▶ **TASK**: The listing below is the input. Say how many of its lines contain "JSON", giving the number alone.

::::::

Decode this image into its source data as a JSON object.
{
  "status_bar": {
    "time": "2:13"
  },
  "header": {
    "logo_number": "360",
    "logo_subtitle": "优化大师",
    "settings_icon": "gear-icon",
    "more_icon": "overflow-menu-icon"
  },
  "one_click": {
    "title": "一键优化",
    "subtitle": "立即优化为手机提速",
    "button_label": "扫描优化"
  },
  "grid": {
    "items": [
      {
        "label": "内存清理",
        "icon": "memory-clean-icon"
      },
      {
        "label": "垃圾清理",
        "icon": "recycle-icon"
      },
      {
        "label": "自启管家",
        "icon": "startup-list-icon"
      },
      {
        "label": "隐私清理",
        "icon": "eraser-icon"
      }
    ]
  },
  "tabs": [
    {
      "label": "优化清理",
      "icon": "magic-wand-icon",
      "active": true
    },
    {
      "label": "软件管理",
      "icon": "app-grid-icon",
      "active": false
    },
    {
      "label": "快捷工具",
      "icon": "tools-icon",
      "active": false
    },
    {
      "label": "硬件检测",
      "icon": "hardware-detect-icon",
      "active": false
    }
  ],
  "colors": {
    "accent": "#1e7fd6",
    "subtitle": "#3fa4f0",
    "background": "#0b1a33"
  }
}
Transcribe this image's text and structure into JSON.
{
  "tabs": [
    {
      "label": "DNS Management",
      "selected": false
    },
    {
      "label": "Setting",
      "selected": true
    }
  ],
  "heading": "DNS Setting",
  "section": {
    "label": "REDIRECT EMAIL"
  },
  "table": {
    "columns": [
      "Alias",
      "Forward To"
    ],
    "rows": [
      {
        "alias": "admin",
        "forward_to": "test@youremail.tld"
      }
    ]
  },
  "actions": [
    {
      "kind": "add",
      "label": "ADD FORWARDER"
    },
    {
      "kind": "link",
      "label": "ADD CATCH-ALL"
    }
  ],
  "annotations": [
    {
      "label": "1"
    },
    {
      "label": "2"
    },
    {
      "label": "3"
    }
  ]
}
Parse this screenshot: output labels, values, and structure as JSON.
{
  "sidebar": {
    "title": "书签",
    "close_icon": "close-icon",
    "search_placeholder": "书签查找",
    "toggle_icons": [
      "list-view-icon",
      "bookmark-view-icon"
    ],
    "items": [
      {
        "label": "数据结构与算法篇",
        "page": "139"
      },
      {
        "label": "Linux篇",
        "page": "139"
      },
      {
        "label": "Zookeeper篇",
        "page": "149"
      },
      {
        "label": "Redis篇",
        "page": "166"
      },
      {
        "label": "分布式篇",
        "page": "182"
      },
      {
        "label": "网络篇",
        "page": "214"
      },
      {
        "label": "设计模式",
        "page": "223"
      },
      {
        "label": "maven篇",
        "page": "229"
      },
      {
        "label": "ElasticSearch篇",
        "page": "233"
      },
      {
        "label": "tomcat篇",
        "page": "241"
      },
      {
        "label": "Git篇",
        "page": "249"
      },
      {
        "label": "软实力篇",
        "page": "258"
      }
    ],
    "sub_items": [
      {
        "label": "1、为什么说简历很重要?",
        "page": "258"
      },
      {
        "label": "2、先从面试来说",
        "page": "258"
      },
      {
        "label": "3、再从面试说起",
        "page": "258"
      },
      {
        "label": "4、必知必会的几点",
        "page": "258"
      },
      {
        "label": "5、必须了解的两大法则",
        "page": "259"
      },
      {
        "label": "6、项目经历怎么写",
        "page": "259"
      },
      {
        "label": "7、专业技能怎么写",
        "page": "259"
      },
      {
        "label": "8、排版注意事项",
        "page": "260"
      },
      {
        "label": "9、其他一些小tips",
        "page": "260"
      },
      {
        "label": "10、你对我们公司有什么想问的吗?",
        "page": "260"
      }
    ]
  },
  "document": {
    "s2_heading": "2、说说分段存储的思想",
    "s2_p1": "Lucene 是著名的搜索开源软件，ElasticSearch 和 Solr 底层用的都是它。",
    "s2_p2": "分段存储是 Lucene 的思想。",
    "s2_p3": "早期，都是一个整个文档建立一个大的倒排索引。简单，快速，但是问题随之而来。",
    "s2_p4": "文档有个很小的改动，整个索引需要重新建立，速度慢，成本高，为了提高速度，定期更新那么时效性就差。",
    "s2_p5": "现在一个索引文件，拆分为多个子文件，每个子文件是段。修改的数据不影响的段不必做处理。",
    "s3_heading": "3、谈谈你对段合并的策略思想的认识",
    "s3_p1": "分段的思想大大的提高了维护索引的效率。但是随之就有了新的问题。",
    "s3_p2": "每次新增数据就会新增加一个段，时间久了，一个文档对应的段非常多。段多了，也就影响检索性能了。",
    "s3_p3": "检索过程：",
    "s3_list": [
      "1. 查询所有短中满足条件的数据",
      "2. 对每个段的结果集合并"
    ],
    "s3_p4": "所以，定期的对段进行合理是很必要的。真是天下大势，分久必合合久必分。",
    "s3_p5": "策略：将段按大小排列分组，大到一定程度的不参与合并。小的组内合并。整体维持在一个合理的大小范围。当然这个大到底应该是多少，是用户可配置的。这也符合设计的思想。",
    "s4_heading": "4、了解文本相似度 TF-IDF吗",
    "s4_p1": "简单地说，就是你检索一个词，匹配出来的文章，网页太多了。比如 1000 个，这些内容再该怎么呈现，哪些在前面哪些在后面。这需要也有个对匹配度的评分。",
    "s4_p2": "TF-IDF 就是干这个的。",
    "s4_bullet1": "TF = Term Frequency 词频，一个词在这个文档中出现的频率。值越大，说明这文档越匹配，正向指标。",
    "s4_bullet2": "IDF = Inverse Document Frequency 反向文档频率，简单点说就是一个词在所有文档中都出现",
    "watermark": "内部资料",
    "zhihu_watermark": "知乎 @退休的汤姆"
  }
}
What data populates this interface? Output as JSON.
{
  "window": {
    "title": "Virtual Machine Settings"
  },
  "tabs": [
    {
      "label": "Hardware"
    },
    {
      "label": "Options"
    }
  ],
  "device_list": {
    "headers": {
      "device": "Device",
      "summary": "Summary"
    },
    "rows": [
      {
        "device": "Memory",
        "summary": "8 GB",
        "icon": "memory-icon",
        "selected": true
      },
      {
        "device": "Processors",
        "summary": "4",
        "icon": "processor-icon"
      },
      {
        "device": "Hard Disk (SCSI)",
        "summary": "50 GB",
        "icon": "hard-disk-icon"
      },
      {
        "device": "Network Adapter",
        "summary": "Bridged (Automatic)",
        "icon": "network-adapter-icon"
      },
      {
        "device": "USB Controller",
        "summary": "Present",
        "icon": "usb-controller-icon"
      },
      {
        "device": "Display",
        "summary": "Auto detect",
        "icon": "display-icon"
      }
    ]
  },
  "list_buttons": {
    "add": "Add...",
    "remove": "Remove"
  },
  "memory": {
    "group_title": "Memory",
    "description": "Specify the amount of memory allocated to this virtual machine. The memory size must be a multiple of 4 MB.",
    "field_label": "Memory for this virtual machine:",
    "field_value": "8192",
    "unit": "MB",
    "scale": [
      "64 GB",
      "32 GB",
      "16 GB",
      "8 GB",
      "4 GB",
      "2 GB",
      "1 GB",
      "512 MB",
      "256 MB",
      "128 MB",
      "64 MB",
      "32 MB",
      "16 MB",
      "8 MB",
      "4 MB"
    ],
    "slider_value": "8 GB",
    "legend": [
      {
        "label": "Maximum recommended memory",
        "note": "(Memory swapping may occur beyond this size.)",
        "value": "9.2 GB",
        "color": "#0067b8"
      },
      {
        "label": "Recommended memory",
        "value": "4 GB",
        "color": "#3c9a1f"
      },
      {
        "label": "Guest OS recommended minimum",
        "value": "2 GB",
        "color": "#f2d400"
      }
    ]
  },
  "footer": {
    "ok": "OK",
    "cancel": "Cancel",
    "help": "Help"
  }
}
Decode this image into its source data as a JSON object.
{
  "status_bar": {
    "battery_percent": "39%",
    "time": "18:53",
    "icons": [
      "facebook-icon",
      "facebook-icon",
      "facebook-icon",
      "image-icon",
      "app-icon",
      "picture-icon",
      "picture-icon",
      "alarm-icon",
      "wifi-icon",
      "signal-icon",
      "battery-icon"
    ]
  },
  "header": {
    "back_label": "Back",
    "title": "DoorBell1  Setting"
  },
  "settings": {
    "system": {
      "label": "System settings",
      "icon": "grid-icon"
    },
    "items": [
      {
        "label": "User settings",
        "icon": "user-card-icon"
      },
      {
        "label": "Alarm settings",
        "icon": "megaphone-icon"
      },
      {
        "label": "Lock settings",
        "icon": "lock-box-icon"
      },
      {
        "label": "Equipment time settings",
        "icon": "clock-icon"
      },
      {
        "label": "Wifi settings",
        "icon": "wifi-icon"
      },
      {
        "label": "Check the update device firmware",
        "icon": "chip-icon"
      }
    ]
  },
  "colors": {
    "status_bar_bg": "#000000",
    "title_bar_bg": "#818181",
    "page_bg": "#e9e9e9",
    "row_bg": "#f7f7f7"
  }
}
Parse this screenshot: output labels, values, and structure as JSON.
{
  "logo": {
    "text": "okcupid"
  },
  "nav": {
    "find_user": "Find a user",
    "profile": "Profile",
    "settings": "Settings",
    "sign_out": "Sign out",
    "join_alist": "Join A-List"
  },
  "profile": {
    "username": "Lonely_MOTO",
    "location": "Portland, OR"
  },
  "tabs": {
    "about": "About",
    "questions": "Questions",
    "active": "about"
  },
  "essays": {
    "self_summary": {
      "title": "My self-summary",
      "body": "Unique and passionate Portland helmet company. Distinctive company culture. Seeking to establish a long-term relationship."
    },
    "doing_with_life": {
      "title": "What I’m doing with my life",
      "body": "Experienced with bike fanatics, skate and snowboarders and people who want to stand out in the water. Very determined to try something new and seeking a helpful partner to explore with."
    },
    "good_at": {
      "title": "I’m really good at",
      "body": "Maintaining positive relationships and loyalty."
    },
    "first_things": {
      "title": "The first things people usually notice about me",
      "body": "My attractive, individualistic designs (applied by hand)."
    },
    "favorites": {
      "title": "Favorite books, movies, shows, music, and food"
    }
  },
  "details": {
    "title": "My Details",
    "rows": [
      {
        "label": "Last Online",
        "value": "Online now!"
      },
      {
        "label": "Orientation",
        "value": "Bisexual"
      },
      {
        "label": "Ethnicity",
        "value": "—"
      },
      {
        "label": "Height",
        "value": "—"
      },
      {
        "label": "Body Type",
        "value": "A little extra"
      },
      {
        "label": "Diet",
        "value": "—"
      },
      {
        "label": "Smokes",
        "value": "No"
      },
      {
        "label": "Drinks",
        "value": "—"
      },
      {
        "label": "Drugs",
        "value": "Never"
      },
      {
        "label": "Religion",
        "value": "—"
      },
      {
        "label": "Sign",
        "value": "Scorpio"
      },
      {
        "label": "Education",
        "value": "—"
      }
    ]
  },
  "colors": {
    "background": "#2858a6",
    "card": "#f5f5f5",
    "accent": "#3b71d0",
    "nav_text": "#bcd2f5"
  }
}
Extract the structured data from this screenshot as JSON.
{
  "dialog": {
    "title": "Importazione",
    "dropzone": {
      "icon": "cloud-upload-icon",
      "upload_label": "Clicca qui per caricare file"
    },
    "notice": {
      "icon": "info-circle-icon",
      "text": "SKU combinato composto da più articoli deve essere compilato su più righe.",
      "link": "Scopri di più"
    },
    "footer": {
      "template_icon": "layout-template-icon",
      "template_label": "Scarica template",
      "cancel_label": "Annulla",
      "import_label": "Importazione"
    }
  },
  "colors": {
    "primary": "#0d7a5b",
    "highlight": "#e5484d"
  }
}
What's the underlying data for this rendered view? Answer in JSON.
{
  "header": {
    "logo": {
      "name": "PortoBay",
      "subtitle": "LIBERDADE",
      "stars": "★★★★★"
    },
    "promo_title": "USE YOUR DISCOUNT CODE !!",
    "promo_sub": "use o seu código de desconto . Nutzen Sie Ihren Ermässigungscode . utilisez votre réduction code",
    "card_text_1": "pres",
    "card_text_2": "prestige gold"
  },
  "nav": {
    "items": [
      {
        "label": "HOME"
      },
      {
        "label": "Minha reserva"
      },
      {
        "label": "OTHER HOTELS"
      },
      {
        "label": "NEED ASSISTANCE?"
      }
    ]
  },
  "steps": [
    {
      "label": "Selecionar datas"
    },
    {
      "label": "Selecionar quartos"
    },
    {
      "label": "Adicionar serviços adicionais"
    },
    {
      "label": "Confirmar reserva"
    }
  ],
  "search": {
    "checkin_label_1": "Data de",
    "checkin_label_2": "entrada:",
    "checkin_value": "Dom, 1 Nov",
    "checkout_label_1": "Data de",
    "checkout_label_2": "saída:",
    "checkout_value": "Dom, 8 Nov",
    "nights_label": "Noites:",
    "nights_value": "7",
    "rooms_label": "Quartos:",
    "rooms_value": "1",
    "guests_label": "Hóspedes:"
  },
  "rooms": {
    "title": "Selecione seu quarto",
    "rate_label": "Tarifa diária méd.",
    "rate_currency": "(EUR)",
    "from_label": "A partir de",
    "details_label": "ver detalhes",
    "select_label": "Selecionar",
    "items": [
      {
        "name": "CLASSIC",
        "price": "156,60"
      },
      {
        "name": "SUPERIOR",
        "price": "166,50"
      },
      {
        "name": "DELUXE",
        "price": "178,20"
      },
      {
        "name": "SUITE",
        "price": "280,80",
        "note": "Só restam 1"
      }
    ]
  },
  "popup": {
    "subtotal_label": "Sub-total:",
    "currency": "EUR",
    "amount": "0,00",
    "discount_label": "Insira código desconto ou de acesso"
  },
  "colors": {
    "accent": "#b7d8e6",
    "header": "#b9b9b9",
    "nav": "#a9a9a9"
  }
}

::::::

▶ **RESULT**: 8